Sift the flour onto a wooden board (you may use the stand electric mixer fitted with the dough hook);
Sift in salt and baking soda;
Add lard or oil. Smash the lard with the tips of your fingers and combine it with the flour until it is completely incorporated;
Mix with a fork taking the flour from the sides a little at a time; then add water gradually. Start mixing with your hands until the dough comes together. Add more flour in case of sticky dough;
Knead vigorously until a smooth and elastic dough;
Divide the dough into 8-10 even balls; they should be as big as a tangerine (about 150-160g each). Knead until a dough;
Place the balls to rest for at least 2 hours (you may use the dough without letting it rest, but it will result less tasty);
Flour the pastry board and place the first ball;
On a smooth surface (a marble surface is perfect), roll the ball into a disc roughly 20-25cm in diameter and 2mm thick. Try to make it as round as possible: keep the rolling pin always in the same position while you are rolling the ball. Rotate at the right angles the dough, instead.
If the piada sticks to the rolling pin, sprinkle the surface with a little flour;
Heat a griddle pan, a non-stick pan, or even a refractory plate; cook the piadina over medium heat;
Gently prick the surface to avoid bubbles;
It takes a few minutes; cook the piadina a couple of minutes on each side or until it gets golden; use a spatula to flip it over. Piadina is done when it shows leopard-like spots.

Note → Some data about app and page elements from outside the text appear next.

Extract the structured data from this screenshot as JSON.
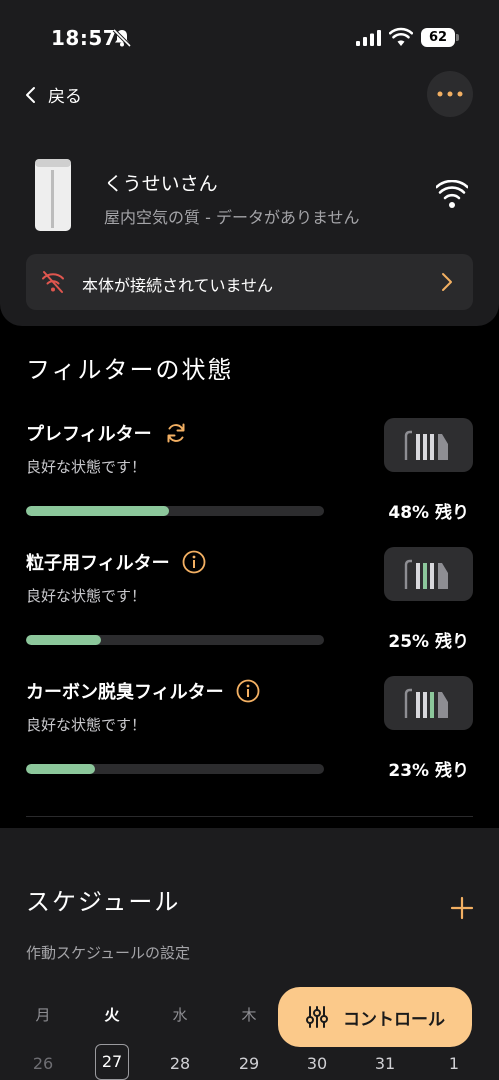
{
  "status_bar": {
    "time": "18:57",
    "battery": "62"
  },
  "header": {
    "back_label": "戻る"
  },
  "device": {
    "name": "くうせいさん",
    "subtitle": "屋内空気の質 - データがありません",
    "connection_warning": "本体が接続されていません"
  },
  "filters": {
    "title": "フィルターの状態",
    "items": [
      {
        "name": "プレフィルター",
        "status": "良好な状態です！",
        "remaining_pct": 48,
        "remaining_label": "48% 残り",
        "icon": "refresh-icon"
      },
      {
        "name": "粒子用フィルター",
        "status": "良好な状態です！",
        "remaining_pct": 25,
        "remaining_label": "25% 残り",
        "icon": "info-icon"
      },
      {
        "name": "カーボン脱臭フィルター",
        "status": "良好な状態です！",
        "remaining_pct": 23,
        "remaining_label": "23% 残り",
        "icon": "info-icon"
      }
    ]
  },
  "schedule": {
    "title": "スケジュール",
    "subtitle": "作動スケジュールの設定",
    "weekdays": [
      "月",
      "火",
      "水",
      "木"
    ],
    "dates": [
      "26",
      "27",
      "28",
      "29",
      "30",
      "31",
      "1"
    ],
    "selected_date": "27"
  },
  "control_button": {
    "label": "コントロール"
  },
  "colors": {
    "accent": "#f3b063",
    "progress": "#8cc79b",
    "control_bg": "#fbc98a"
  }
}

Add the filling to your taste. Read below for a few hints.